▸ **Task description**
Please copy all of the entries exactly, but drop every picture.

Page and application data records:
*** Begin section ***
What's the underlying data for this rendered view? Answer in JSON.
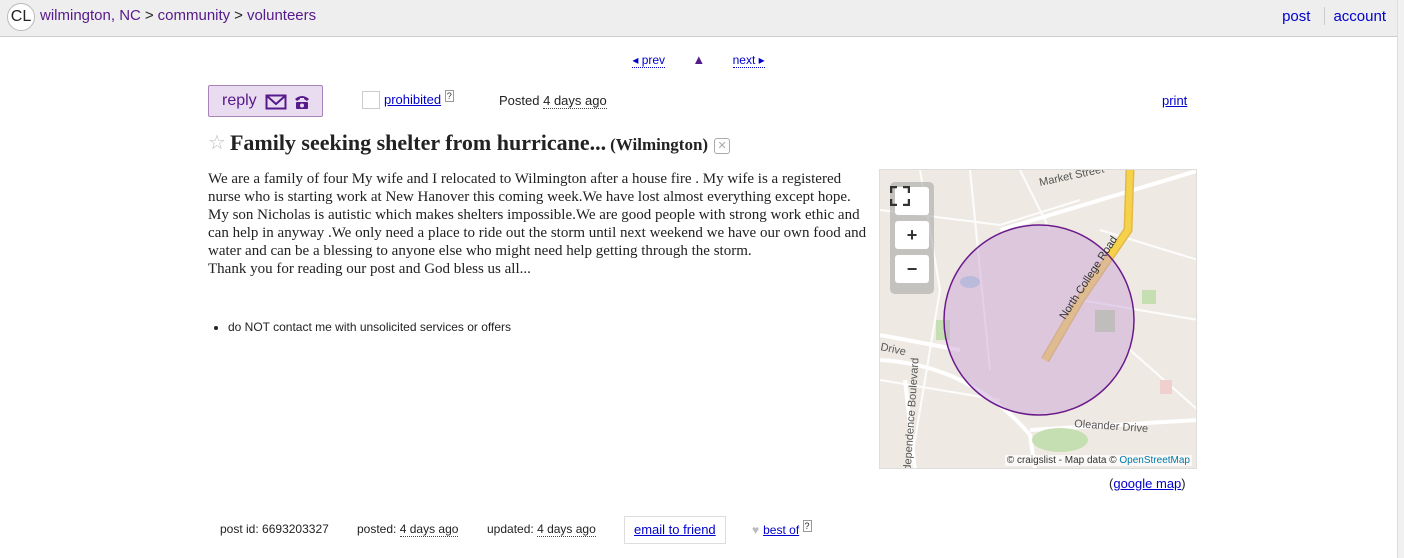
{
  "header": {
    "logo": "CL",
    "breadcrumbs": [
      "wilmington, NC",
      "community",
      "volunteers"
    ],
    "separator": ">",
    "post_label": "post",
    "account_label": "account"
  },
  "nav": {
    "prev": "◂ prev",
    "up": "▲",
    "next": "next ▸"
  },
  "actions": {
    "reply_label": "reply",
    "prohibited_label": "prohibited",
    "prohibited_help": "?",
    "posted_label": "Posted",
    "posted_value": "4 days ago",
    "print_label": "print"
  },
  "posting": {
    "title": "Family seeking shelter from hurricane...",
    "location": "(Wilmington)",
    "body": "We are a family of four My wife and I relocated to Wilmington after a house fire . My wife is a registered nurse who is starting work at New Hanover this coming week.We have lost almost everything except hope. My son Nicholas is autistic which makes shelters impossible.We are good people with strong work ethic and can help in anyway .We only need a place to ride out the storm until next weekend we have our own food and water and can be a blessing to anyone else who might need help getting through the storm.",
    "closing": "Thank you for reading our post and God bless us all...",
    "notices": [
      "do NOT contact me with unsolicited services or offers"
    ]
  },
  "map": {
    "labels": {
      "market": "Market Street",
      "north_college": "North College Road",
      "drive": "Drive",
      "oleander": "Oleander Drive",
      "independence": "Independence Boulevard"
    },
    "attribution_prefix": "© craigslist - Map data ©",
    "attribution_link": "OpenStreetMap",
    "zoom_in": "+",
    "zoom_out": "−",
    "google_map_label": "google map"
  },
  "footer": {
    "post_id_label": "post id:",
    "post_id": "6693203327",
    "posted_label": "posted:",
    "posted_value": "4 days ago",
    "updated_label": "updated:",
    "updated_value": "4 days ago",
    "email_friend": "email to friend",
    "best_of": "best of",
    "best_of_help": "?"
  },
  "colors": {
    "link": "#0000cc",
    "visited": "#551a8b",
    "reply_bg": "#eadcf0",
    "circle_fill": "#c9a4d6",
    "road_yellow": "#f5d24a"
  },
  "icons": {
    "reply_mail": "mail-icon",
    "reply_phone": "phone-icon",
    "favorite": "star-icon",
    "hide": "hide-icon",
    "heart": "heart-icon",
    "fullscreen": "fullscreen-icon"
  }
}
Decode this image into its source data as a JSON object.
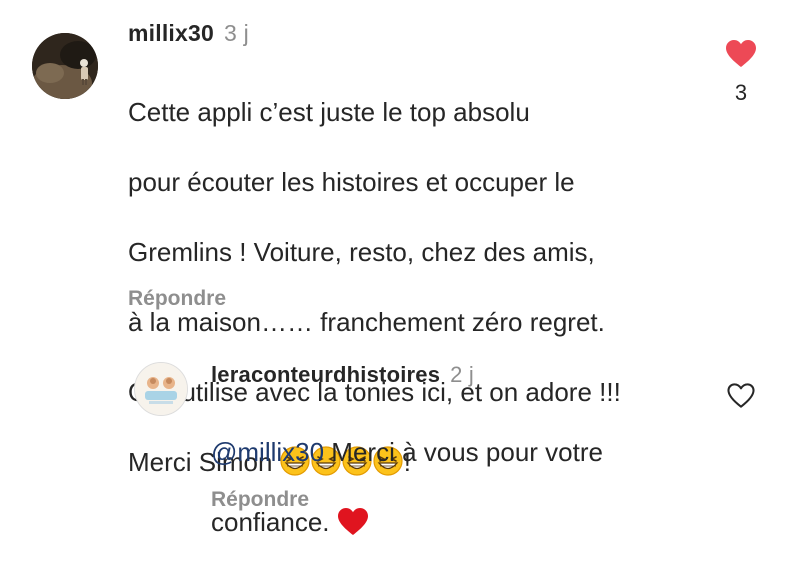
{
  "comments": [
    {
      "username": "millix30",
      "time": "3 j",
      "lines": [
        "Cette appli c’est juste le top absolu",
        "pour écouter les histoires et occuper le",
        "Gremlins ! Voiture, resto, chez des amis,",
        "à la maison…… franchement zéro regret.",
        "On l’utilise avec la tonies ici, et on adore !!!"
      ],
      "last_line_prefix": "Merci Simon ",
      "last_line_emojis": [
        "grinning-squint-emoji",
        "grinning-squint-emoji",
        "grinning-squint-emoji",
        "grinning-squint-emoji"
      ],
      "last_line_suffix": "!",
      "reply_label": "Répondre",
      "liked": true,
      "like_count": "3",
      "like_icon": "heart-filled-icon",
      "like_color": "#ed4956"
    },
    {
      "username": "leraconteurdhistoires",
      "time": "2 j",
      "mention": "@millix30",
      "text_line1": " Merci à vous pour votre",
      "text_line2": "confiance.",
      "trailing_emoji": "red-heart-emoji",
      "reply_label": "Répondre",
      "liked": false,
      "like_icon": "heart-outline-icon"
    }
  ],
  "colors": {
    "text": "#262626",
    "secondary": "#8e8e8e",
    "mention": "#1e3a6e",
    "heart": "#ed4956"
  }
}
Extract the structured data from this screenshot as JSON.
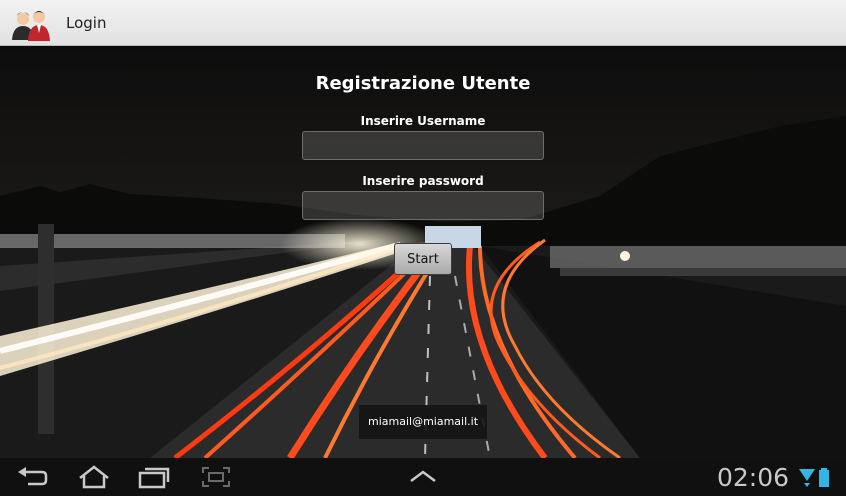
{
  "app": {
    "title": "Login",
    "icon": "users-icon"
  },
  "form": {
    "heading": "Registrazione Utente",
    "username_label": "Inserire Username",
    "username_value": "",
    "password_label": "Inserire password",
    "password_value": "",
    "start_label": "Start"
  },
  "toast": {
    "text": "miamail@miamail.it"
  },
  "navbar": {
    "buttons": [
      "back-icon",
      "home-icon",
      "recent-apps-icon",
      "screenshot-icon",
      "chevron-up-icon"
    ],
    "clock": "02:06",
    "status_icons": [
      "wifi-icon",
      "battery-icon"
    ]
  },
  "colors": {
    "titlebar": "#e8e8e8",
    "trail_red": "#ff4a1e",
    "trail_white": "#fff3d8",
    "status_blue": "#33b5e5",
    "navbar": "#101010"
  }
}
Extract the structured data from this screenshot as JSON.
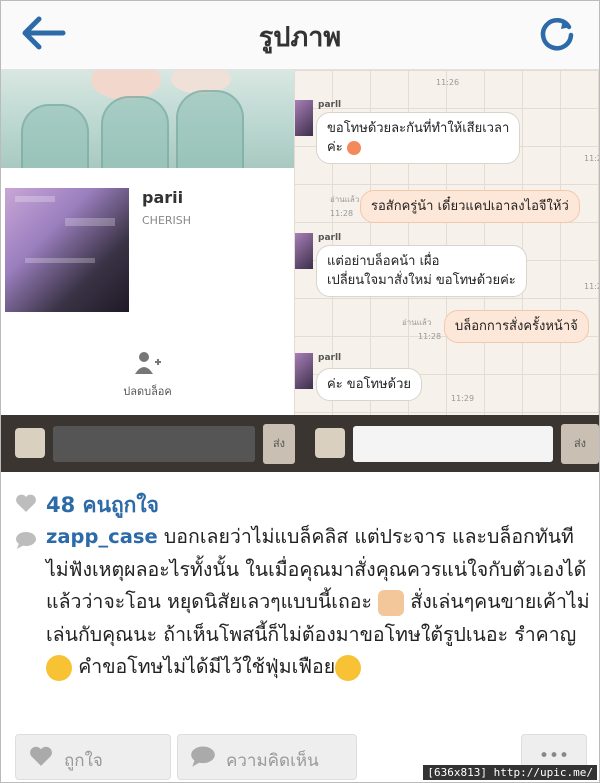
{
  "header": {
    "title": "รูปภาพ",
    "back_icon": "back-arrow-icon",
    "refresh_icon": "refresh-icon"
  },
  "embedded": {
    "profile": {
      "name": "parii",
      "subtitle": "CHERISH",
      "unblock_label": "ปลดบล็อค"
    },
    "chat": {
      "sender": "parll",
      "messages": [
        {
          "dir": "in",
          "line1": "ขอโทษด้วยละกันที่ทำให้เสียเวลา",
          "line2": "ค่ะ",
          "time": "11:28"
        },
        {
          "dir": "out",
          "text": "รอสักครู่น้า เดี๋ยวแคปเอาลงไอจีให้ว่",
          "read": "อ่านแล้ว",
          "time": "11:28"
        },
        {
          "dir": "in",
          "line1": "แต่อย่าบล็อคน้า เผื่อ",
          "line2": "เปลี่ยนใจมาสั่งใหม่ ขอโทษด้วยค่ะ",
          "time": "11:28"
        },
        {
          "dir": "out",
          "text": "บล็อกการสั่งครั้งหน้าจ้",
          "read": "อ่านแล้ว",
          "time": "11:28"
        },
        {
          "dir": "in",
          "text": "ค่ะ ขอโทษด้วย",
          "time": "11:29"
        }
      ],
      "top_time": "11:26",
      "send_label_left": "ส่ง",
      "send_label_right": "ส่ง"
    }
  },
  "likes": {
    "text": "48 คนถูกใจ"
  },
  "caption": {
    "username": "zapp_case",
    "part1": " บอกเลยว่าไม่แบล็คลิส แต่ประจาร และบล็อกทันที ไม่ฟังเหตุผลอะไรทั้งนั้น ในเมื่อคุณมาสั่งคุณควรแน่ใจกับตัวเองได้แล้วว่าจะโอน หยุดนิสัยเลวๆแบบนี้เถอะ ",
    "part2": " สั่งเล่นๆคนขายเค้าไม่เล่นกับคุณนะ ถ้าเห็นโพสนี้ก็ไม่ต้องมาขอโทษใต้รูปเนอะ รำคาญ",
    "part3": " คำขอโทษไม่ได้มีไว้ใช้ฟุ่มเฟือย",
    "emoji_names": [
      "thumbs-down-icon",
      "kiss-face-icon",
      "grimace-face-icon"
    ]
  },
  "actions": {
    "like_label": "ถูกใจ",
    "comment_label": "ความคิดเห็น",
    "more_label": "•••"
  },
  "watermark": "[636x813] http://upic.me/",
  "colors": {
    "accent": "#2d6aa8",
    "chat_out": "#fde7d8"
  }
}
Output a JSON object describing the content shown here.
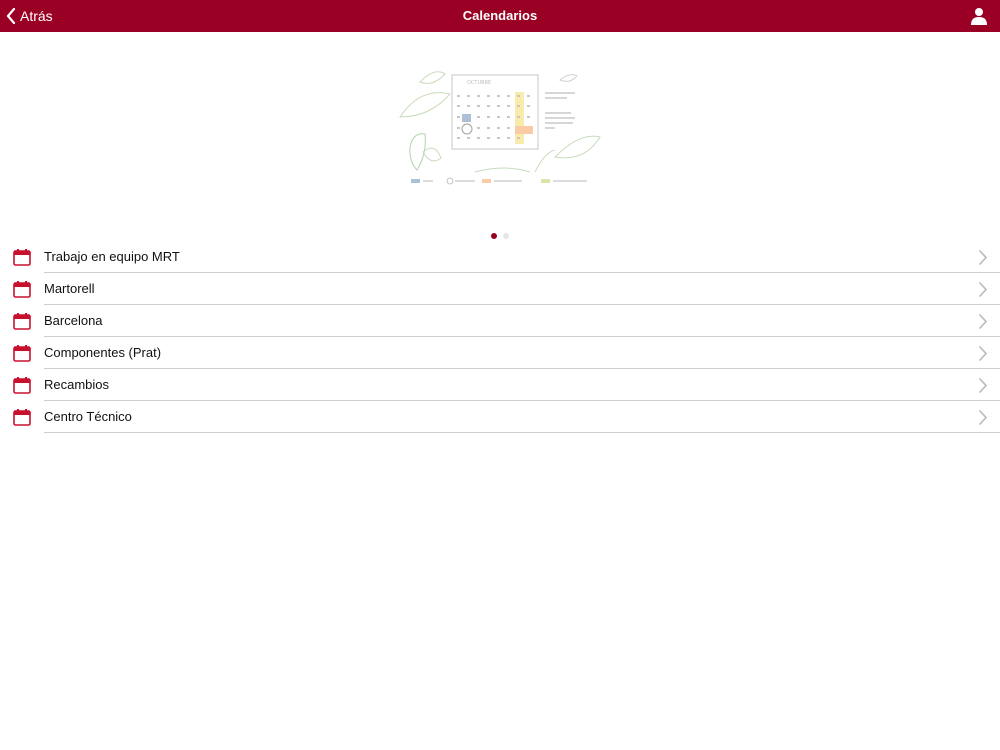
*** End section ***
▸ **Finished task**
What's the underlying data for this rendered view? Answer in JSON.
{
  "header": {
    "logo": "CL",
    "breadcrumbs": [
      "wilmington, NC",
      "community",
      "volunteers"
    ],
    "separator": ">",
    "post_label": "post",
    "account_label": "account"
  },
  "nav": {
    "prev": "◂ prev",
    "up": "▲",
    "next": "next ▸"
  },
  "actions": {
    "reply_label": "reply",
    "prohibited_label": "prohibited",
    "prohibited_help": "?",
    "posted_label": "Posted",
    "posted_value": "4 days ago",
    "print_label": "print"
  },
  "posting": {
    "title": "Family seeking shelter from hurricane...",
    "location": "(Wilmington)",
    "body": "We are a family of four My wife and I relocated to Wilmington after a house fire . My wife is a registered nurse who is starting work at New Hanover this coming week.We have lost almost everything except hope. My son Nicholas is autistic which makes shelters impossible.We are good people with strong work ethic and can help in anyway .We only need a place to ride out the storm until next weekend we have our own food and water and can be a blessing to anyone else who might need help getting through the storm.",
    "closing": "Thank you for reading our post and God bless us all...",
    "notices": [
      "do NOT contact me with unsolicited services or offers"
    ]
  },
  "map": {
    "labels": {
      "market": "Market Street",
      "north_college": "North College Road",
      "drive": "Drive",
      "oleander": "Oleander Drive",
      "independence": "Independence Boulevard"
    },
    "attribution_prefix": "© craigslist - Map data ©",
    "attribution_link": "OpenStreetMap",
    "zoom_in": "+",
    "zoom_out": "−",
    "google_map_label": "google map"
  },
  "footer": {
    "post_id_label": "post id:",
    "post_id": "6693203327",
    "posted_label": "posted:",
    "posted_value": "4 days ago",
    "updated_label": "updated:",
    "updated_value": "4 days ago",
    "email_friend": "email to friend",
    "best_of": "best of",
    "best_of_help": "?"
  },
  "colors": {
    "link": "#0000cc",
    "visited": "#551a8b",
    "reply_bg": "#eadcf0",
    "circle_fill": "#c9a4d6",
    "road_yellow": "#f5d24a"
  },
  "icons": {
    "reply_mail": "mail-icon",
    "reply_phone": "phone-icon",
    "favorite": "star-icon",
    "hide": "hide-icon",
    "heart": "heart-icon",
    "fullscreen": "fullscreen-icon"
  }
}
Decode this image into its source data as a JSON object.
{
  "comments": [
    {
      "username": "millix30",
      "time": "3 j",
      "lines": [
        "Cette appli c’est juste le top absolu",
        "pour écouter les histoires et occuper le",
        "Gremlins ! Voiture, resto, chez des amis,",
        "à la maison…… franchement zéro regret.",
        "On l’utilise avec la tonies ici, et on adore !!!"
      ],
      "last_line_prefix": "Merci Simon ",
      "last_line_emojis": [
        "grinning-squint-emoji",
        "grinning-squint-emoji",
        "grinning-squint-emoji",
        "grinning-squint-emoji"
      ],
      "last_line_suffix": "!",
      "reply_label": "Répondre",
      "liked": true,
      "like_count": "3",
      "like_icon": "heart-filled-icon",
      "like_color": "#ed4956"
    },
    {
      "username": "leraconteurdhistoires",
      "time": "2 j",
      "mention": "@millix30",
      "text_line1": " Merci à vous pour votre",
      "text_line2": "confiance.",
      "trailing_emoji": "red-heart-emoji",
      "reply_label": "Répondre",
      "liked": false,
      "like_icon": "heart-outline-icon"
    }
  ],
  "colors": {
    "text": "#262626",
    "secondary": "#8e8e8e",
    "mention": "#1e3a6e",
    "heart": "#ed4956"
  }
}
Extract the structured data from this screenshot as JSON.
{
  "app": {
    "title": "Login",
    "icon": "users-icon"
  },
  "form": {
    "heading": "Registrazione Utente",
    "username_label": "Inserire Username",
    "username_value": "",
    "password_label": "Inserire password",
    "password_value": "",
    "start_label": "Start"
  },
  "toast": {
    "text": "miamail@miamail.it"
  },
  "navbar": {
    "buttons": [
      "back-icon",
      "home-icon",
      "recent-apps-icon",
      "screenshot-icon",
      "chevron-up-icon"
    ],
    "clock": "02:06",
    "status_icons": [
      "wifi-icon",
      "battery-icon"
    ]
  },
  "colors": {
    "titlebar": "#e8e8e8",
    "trail_red": "#ff4a1e",
    "trail_white": "#fff3d8",
    "status_blue": "#33b5e5",
    "navbar": "#101010"
  }
}
Extract the structured data from this screenshot as JSON.
{
  "header": {
    "title": "รูปภาพ",
    "back_icon": "back-arrow-icon",
    "refresh_icon": "refresh-icon"
  },
  "embedded": {
    "profile": {
      "name": "parii",
      "subtitle": "CHERISH",
      "unblock_label": "ปลดบล็อค"
    },
    "chat": {
      "sender": "parll",
      "messages": [
        {
          "dir": "in",
          "line1": "ขอโทษด้วยละกันที่ทำให้เสียเวลา",
          "line2": "ค่ะ",
          "time": "11:28"
        },
        {
          "dir": "out",
          "text": "รอสักครู่น้า เดี๋ยวแคปเอาลงไอจีให้ว่",
          "read": "อ่านแล้ว",
          "time": "11:28"
        },
        {
          "dir": "in",
          "line1": "แต่อย่าบล็อคน้า เผื่อ",
          "line2": "เปลี่ยนใจมาสั่งใหม่ ขอโทษด้วยค่ะ",
          "time": "11:28"
        },
        {
          "dir": "out",
          "text": "บล็อกการสั่งครั้งหน้าจ้",
          "read": "อ่านแล้ว",
          "time": "11:28"
        },
        {
          "dir": "in",
          "text": "ค่ะ ขอโทษด้วย",
          "time": "11:29"
        }
      ],
      "top_time": "11:26",
      "send_label_left": "ส่ง",
      "send_label_right": "ส่ง"
    }
  },
  "likes": {
    "text": "48 คนถูกใจ"
  },
  "caption": {
    "username": "zapp_case",
    "part1": " บอกเลยว่าไม่แบล็คลิส แต่ประจาร และบล็อกทันที ไม่ฟังเหตุผลอะไรทั้งนั้น ในเมื่อคุณมาสั่งคุณควรแน่ใจกับตัวเองได้แล้วว่าจะโอน หยุดนิสัยเลวๆแบบนี้เถอะ ",
    "part2": " สั่งเล่นๆคนขายเค้าไม่เล่นกับคุณนะ ถ้าเห็นโพสนี้ก็ไม่ต้องมาขอโทษใต้รูปเนอะ รำคาญ",
    "part3": " คำขอโทษไม่ได้มีไว้ใช้ฟุ่มเฟือย",
    "emoji_names": [
      "thumbs-down-icon",
      "kiss-face-icon",
      "grimace-face-icon"
    ]
  },
  "actions": {
    "like_label": "ถูกใจ",
    "comment_label": "ความคิดเห็น",
    "more_label": "•••"
  },
  "watermark": "[636x813] http://upic.me/",
  "colors": {
    "accent": "#2d6aa8",
    "chat_out": "#fde7d8"
  }
}
Output a JSON object describing the content shown here.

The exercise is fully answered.